◆ Exercise material
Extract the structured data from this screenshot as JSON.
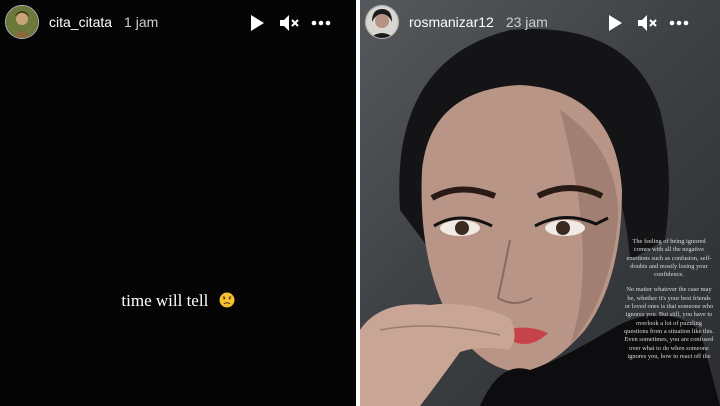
{
  "stories": [
    {
      "username": "cita_citata",
      "time": "1 jam",
      "caption": "time will tell",
      "caption_emoji": "sad-face-emoji"
    },
    {
      "username": "rosmanizar12",
      "time": "23 jam",
      "quote": [
        "The feeling of being ignored comes with all the negative emotions such as confusion, self-doubts and mostly losing your confidence.",
        "No matter whatever the case may be, whether it's your best friends or loved ones is that someone who ignores you. But still, you have to overlook a lot of puzzling questions from a situation like this. Even sometimes, you are confused over what to do when someone ignores you, how to react off the"
      ]
    }
  ],
  "icons": [
    "play-icon",
    "mute-icon",
    "more-icon"
  ],
  "colors": {
    "background": "#050505",
    "text": "#ffffff",
    "time": "#cfcfcf"
  }
}
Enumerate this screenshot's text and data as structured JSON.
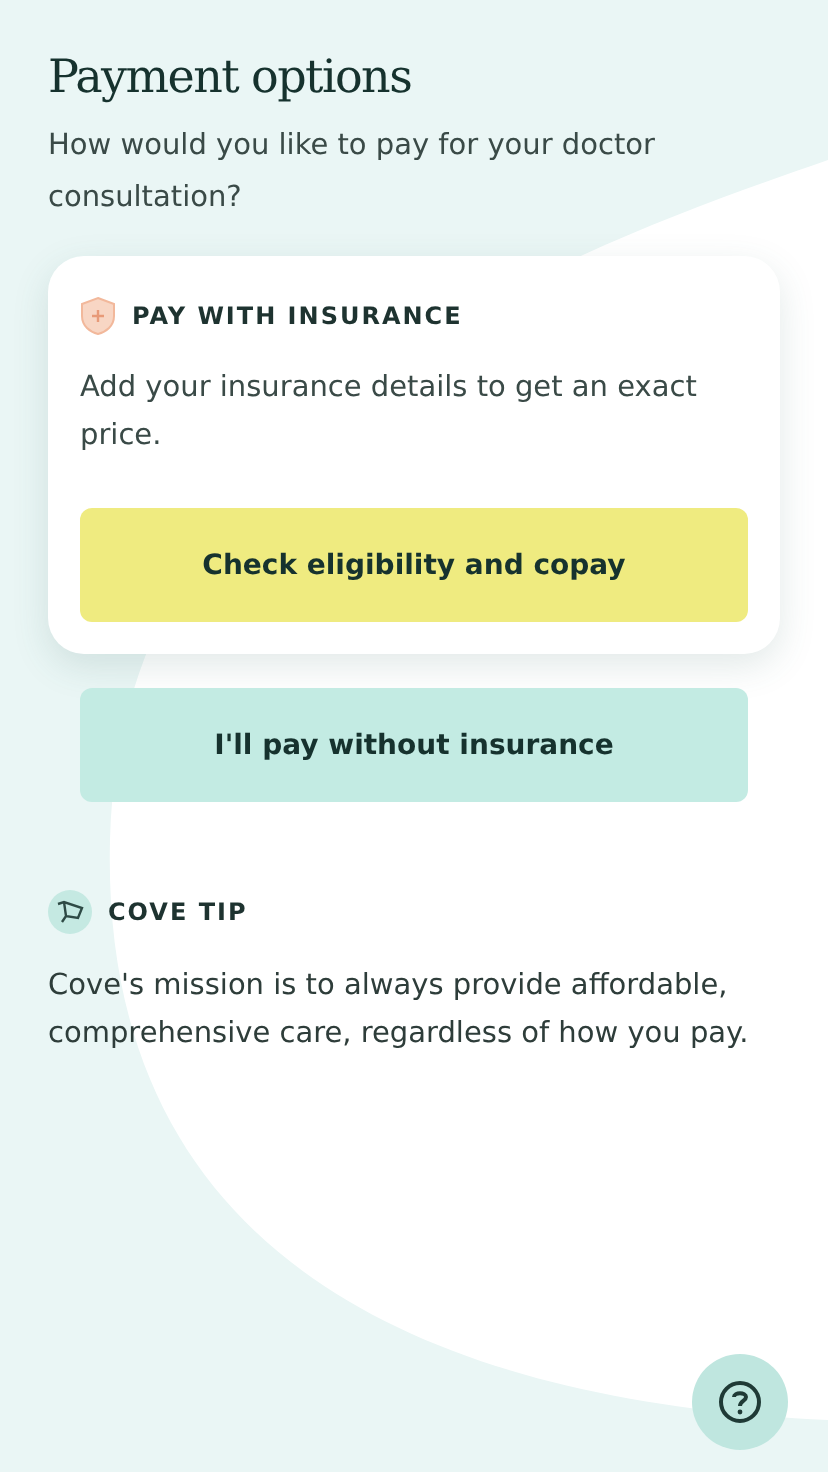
{
  "title": "Payment options",
  "subtitle": "How would you like to pay for your doctor consultation?",
  "insurance_card": {
    "label": "PAY WITH INSURANCE",
    "description": "Add your insurance details to get an exact price.",
    "button": "Check eligibility and copay"
  },
  "secondary_button": "I'll pay without insurance",
  "tip": {
    "label": "COVE TIP",
    "text": "Cove's mission is to always provide affordable, comprehensive care, regardless of how you pay."
  }
}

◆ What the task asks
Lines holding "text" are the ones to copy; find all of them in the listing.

◆ Your solution
    "text": "#ffffff",
Enumerate this screenshot's text and data as structured JSON.
    "text": "Cove's mission is to always provide affordable, comprehensive care, regardless of how you pay."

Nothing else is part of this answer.